Work instruction: Go through the listing and return every line with "glyph" in it.

Records for this task:

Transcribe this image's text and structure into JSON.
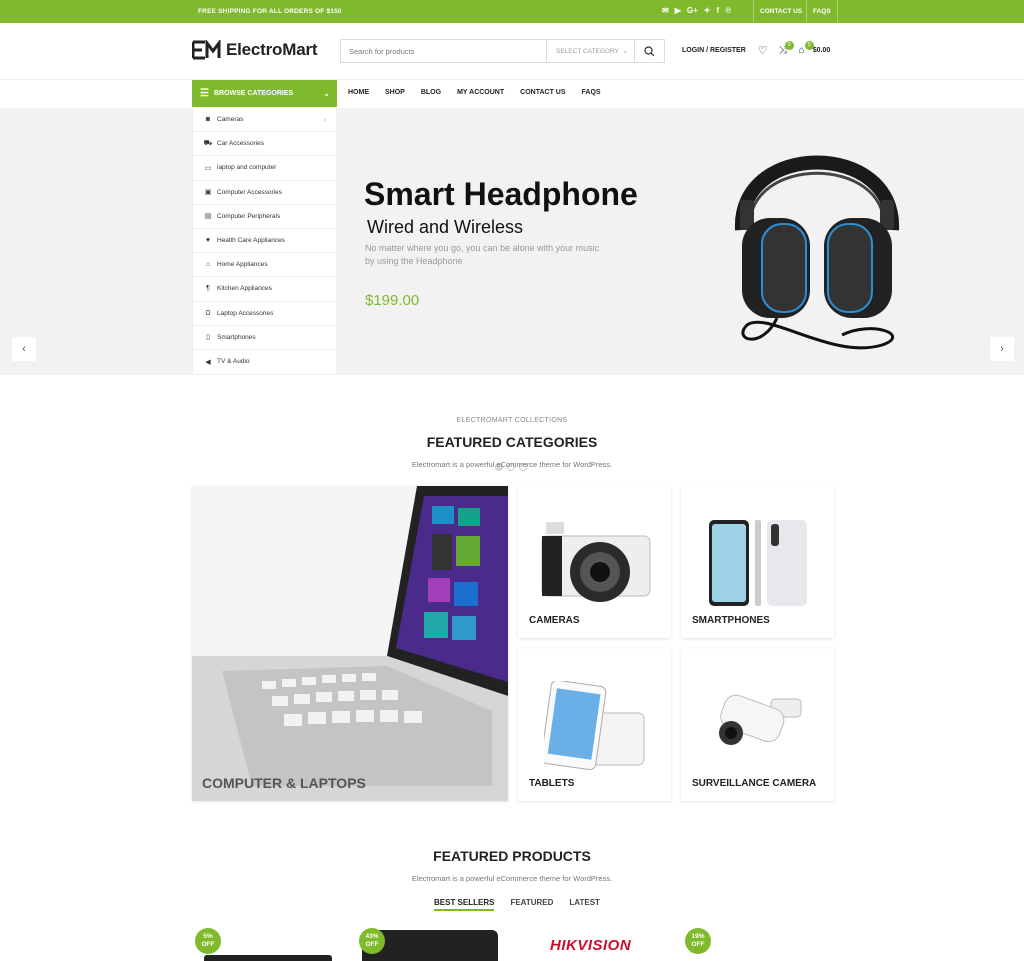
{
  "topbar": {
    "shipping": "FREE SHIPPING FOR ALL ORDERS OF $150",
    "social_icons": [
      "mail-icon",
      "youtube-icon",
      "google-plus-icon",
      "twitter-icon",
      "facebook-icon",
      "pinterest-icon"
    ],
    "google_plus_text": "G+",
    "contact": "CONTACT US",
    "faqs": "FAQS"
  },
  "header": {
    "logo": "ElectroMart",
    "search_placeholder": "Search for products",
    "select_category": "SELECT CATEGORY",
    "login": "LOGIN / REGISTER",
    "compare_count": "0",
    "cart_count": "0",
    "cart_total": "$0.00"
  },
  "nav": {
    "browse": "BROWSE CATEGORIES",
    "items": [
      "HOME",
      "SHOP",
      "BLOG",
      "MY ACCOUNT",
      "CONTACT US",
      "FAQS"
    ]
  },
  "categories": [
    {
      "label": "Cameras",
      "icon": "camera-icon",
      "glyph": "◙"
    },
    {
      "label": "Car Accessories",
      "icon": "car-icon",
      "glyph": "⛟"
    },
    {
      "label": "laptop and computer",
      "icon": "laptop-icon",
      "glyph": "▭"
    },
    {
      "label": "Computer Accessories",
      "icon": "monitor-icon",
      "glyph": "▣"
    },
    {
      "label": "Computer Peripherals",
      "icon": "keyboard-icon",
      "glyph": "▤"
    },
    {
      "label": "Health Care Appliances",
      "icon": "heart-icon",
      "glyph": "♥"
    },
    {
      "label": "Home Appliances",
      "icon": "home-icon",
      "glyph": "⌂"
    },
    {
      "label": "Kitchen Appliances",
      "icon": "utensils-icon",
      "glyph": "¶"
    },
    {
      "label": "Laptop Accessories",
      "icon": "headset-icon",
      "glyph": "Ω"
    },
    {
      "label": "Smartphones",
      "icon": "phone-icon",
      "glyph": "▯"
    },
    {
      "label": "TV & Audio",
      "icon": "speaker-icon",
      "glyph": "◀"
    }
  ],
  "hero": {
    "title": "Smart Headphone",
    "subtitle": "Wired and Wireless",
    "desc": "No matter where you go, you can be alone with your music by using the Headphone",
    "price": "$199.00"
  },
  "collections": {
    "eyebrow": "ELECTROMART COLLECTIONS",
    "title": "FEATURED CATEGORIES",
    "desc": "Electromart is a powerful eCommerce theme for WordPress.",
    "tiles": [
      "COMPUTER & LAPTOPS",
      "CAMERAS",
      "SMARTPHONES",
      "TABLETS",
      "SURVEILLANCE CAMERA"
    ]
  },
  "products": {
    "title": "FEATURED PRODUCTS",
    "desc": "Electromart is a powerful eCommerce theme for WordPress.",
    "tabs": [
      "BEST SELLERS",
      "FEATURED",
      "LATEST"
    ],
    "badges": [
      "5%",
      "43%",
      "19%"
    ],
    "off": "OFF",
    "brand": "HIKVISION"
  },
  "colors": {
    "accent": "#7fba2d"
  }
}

Reply:
      "glyph": "◙"
      "glyph": "⛟"
      "glyph": "▭"
      "glyph": "▣"
      "glyph": "▤"
      "glyph": "♥"
      "glyph": "⌂"
      "glyph": "¶"
      "glyph": "Ω"
      "glyph": "▯"
      "glyph": "◀"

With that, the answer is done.